By David Moye
Nearly two years ago, classical conductor John Stubbs had a crazy idea: He wanted to take classical music out of the concert halls and see if it could work in a supper club.
The idea was to see if Beethoven or Bach could work as well in a bar as the blues or the Beatles.
He managed to convince many of his friends — who just happened to include many of the area’s finest classical musicians.
The end result is “Luscious Noise,” a bimonthly project that takes place on Sundays at Anthology. The next show is May 15 and will be like a live version of an iPod stuffed with various selections of classical classics instead of a show dedicated to one artist.
It’s not a stuffy show by any means, thanks to modern-day innovations that Mozart would have loved, such as beer and cocktails being served during shows and video vignettes between songs.
But Stubbs thinks it’s really an example of everything old being new again.
“I really saw this as a retro approach,” Stubbs said. “Modern audiences go to a concert and hear the whole concerto, but the programs in the 19th century were more like mine: The orchestra would play a movement, not the whole thing.”
Although Luscious Noise has evolved with each show, most of the changes have been with technical and staging aspects.
“It’s pretty much the same way I envisioned it,” he said. “Except now we have smoother shows.”
There’s another difference in pacing that does reflect the uptempo modern-day, get-it-quickly lifestyle.
“I used to try to get a grand theme for the show, but shifted it about five shows ago,” Stubbs said. “Now it’s more like food — interesting pairings that surprise you.”
Another example might be comparing the new shows to “Revolver,” a Beatles album that features a lot of different songs in different styles that still hold together.
Stubbs agrees. “The older shows were more like ‘Sgt. Pepper,’” he said.
Because Luscious Noise is at Anthology, a club designed to give audiences an intimate view of their favorite artists, Stubbs feels it helps people who otherwise might be intimidated by classical music.
“This is something I learned when we started inviting people to see ballet rehearsals at the studios,” he said. “They got to see the dancers close up and they really saw the sweat and the physicality of their work.”
Stubbs did call in a few favors to get Luscious Noise off the ground, but, since then, he’s earned a fan base of great musicians who want to be a part of the show.
“I always have musicians coming to me with ideas because they want to take part,” he said. “There is a tradition of musicians getting together to perform chamber music at parties.

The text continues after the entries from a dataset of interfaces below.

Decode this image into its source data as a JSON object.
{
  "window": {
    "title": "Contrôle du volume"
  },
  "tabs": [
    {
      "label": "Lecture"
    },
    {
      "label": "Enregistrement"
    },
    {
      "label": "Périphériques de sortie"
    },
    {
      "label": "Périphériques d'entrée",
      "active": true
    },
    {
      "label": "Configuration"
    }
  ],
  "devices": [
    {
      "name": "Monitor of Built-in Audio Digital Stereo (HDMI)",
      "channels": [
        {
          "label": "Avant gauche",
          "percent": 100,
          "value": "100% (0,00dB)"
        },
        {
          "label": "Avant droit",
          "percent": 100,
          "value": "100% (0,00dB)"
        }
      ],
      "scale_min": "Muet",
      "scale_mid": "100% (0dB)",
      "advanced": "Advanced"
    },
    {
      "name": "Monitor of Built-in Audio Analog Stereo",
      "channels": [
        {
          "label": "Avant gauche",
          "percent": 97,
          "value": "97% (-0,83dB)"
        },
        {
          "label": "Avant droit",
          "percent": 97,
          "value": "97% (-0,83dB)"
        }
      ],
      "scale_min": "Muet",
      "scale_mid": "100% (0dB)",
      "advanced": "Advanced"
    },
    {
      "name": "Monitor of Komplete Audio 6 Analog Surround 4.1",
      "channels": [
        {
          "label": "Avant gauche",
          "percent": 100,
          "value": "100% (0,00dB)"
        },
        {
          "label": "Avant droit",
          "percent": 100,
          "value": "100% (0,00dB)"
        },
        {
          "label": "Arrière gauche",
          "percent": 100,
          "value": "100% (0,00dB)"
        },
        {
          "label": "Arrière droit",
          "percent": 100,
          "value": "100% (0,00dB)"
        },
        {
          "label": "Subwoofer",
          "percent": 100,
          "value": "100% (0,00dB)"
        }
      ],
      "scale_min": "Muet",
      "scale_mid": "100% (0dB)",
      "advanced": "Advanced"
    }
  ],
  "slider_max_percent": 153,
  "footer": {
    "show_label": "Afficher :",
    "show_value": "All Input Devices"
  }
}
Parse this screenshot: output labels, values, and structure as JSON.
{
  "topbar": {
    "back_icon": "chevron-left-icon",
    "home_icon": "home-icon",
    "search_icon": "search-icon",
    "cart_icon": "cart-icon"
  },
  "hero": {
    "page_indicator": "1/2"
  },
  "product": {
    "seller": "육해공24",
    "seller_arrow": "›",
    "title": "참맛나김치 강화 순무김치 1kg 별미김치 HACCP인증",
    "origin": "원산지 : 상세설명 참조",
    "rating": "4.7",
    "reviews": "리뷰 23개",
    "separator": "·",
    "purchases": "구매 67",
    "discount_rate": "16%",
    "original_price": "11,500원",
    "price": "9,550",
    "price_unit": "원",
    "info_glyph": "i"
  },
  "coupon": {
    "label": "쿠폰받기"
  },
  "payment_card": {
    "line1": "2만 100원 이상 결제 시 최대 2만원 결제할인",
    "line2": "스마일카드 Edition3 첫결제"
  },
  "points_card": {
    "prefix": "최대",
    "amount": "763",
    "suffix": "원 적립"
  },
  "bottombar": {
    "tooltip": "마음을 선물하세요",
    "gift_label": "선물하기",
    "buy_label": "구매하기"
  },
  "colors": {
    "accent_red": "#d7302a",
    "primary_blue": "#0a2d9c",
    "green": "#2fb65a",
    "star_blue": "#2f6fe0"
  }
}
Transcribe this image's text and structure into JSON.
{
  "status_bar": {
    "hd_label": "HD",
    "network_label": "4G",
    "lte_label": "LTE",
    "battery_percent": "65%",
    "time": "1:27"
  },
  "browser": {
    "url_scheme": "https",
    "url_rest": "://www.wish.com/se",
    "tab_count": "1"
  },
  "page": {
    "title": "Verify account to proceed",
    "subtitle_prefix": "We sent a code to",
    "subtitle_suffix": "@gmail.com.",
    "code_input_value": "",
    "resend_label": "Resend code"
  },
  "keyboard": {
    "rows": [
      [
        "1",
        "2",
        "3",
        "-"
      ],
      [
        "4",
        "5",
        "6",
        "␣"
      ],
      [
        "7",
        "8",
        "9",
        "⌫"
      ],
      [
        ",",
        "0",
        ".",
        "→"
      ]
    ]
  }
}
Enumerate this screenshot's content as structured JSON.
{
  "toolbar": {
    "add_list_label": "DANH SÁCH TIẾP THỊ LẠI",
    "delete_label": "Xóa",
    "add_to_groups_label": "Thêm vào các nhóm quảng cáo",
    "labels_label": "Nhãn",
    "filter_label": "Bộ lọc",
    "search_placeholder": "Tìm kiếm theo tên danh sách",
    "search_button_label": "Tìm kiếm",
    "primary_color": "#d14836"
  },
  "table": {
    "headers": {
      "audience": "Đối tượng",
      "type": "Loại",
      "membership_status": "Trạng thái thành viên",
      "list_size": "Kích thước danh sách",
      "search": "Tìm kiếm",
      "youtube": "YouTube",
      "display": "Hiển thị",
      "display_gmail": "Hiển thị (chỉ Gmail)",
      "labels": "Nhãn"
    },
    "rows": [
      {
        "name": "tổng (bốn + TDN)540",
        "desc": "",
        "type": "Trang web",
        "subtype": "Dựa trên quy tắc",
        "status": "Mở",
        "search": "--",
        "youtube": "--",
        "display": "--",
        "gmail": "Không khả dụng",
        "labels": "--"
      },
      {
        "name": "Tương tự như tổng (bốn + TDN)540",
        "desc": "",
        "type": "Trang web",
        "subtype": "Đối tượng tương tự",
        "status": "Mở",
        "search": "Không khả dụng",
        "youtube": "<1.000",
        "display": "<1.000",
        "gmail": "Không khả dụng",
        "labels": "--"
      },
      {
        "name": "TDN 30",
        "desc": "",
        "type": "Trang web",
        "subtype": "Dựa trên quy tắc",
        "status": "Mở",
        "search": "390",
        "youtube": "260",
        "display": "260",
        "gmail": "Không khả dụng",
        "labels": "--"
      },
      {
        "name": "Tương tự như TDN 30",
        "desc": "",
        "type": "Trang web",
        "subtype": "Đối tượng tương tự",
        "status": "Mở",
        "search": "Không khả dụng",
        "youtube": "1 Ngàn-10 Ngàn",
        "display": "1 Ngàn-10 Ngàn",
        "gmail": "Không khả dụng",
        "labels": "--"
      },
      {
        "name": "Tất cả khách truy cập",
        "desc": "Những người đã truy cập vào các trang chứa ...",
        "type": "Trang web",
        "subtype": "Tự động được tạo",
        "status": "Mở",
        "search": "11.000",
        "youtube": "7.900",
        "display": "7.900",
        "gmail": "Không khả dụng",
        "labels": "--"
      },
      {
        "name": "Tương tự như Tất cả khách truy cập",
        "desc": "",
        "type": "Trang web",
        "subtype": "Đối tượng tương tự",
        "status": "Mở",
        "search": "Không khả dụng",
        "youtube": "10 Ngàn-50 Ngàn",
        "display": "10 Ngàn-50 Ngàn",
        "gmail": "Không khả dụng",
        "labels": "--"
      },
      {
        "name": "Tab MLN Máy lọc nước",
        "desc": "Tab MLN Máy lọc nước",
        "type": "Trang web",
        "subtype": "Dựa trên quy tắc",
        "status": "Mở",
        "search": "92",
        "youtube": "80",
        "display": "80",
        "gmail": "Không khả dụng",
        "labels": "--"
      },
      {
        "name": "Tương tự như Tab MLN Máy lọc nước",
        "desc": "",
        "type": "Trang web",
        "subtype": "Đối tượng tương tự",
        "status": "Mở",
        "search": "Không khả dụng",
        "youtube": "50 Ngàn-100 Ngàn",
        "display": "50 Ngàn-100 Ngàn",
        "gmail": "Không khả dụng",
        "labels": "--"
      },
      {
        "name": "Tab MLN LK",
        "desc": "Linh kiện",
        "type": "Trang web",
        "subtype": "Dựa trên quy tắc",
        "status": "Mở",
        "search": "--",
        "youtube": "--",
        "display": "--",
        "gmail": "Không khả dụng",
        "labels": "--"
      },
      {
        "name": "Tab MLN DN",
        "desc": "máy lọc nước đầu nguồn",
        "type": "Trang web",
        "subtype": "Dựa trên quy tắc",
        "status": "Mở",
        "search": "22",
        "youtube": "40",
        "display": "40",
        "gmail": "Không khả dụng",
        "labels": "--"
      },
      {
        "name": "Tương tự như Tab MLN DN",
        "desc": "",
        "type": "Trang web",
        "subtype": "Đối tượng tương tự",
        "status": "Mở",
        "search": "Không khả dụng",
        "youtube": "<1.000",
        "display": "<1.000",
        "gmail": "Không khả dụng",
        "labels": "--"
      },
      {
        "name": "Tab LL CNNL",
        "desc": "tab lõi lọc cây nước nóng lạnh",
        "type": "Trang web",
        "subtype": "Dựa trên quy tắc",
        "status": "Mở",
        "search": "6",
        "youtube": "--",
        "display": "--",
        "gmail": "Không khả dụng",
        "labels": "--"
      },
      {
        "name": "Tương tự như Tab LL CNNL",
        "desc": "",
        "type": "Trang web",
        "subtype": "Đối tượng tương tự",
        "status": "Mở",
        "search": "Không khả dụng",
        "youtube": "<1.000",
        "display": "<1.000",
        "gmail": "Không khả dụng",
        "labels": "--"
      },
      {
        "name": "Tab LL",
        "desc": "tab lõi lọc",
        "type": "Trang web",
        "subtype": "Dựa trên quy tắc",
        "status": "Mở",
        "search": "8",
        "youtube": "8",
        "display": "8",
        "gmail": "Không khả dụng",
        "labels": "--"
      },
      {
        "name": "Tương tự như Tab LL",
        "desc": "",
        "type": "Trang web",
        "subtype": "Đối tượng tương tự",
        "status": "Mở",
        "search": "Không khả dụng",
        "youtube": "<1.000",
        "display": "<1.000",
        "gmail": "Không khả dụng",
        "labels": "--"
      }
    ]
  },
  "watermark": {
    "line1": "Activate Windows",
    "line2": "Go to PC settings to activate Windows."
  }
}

It’s just reading and it’s not a polished performance. There’s a sponteneity that happens when it’s just musicians having a good time.”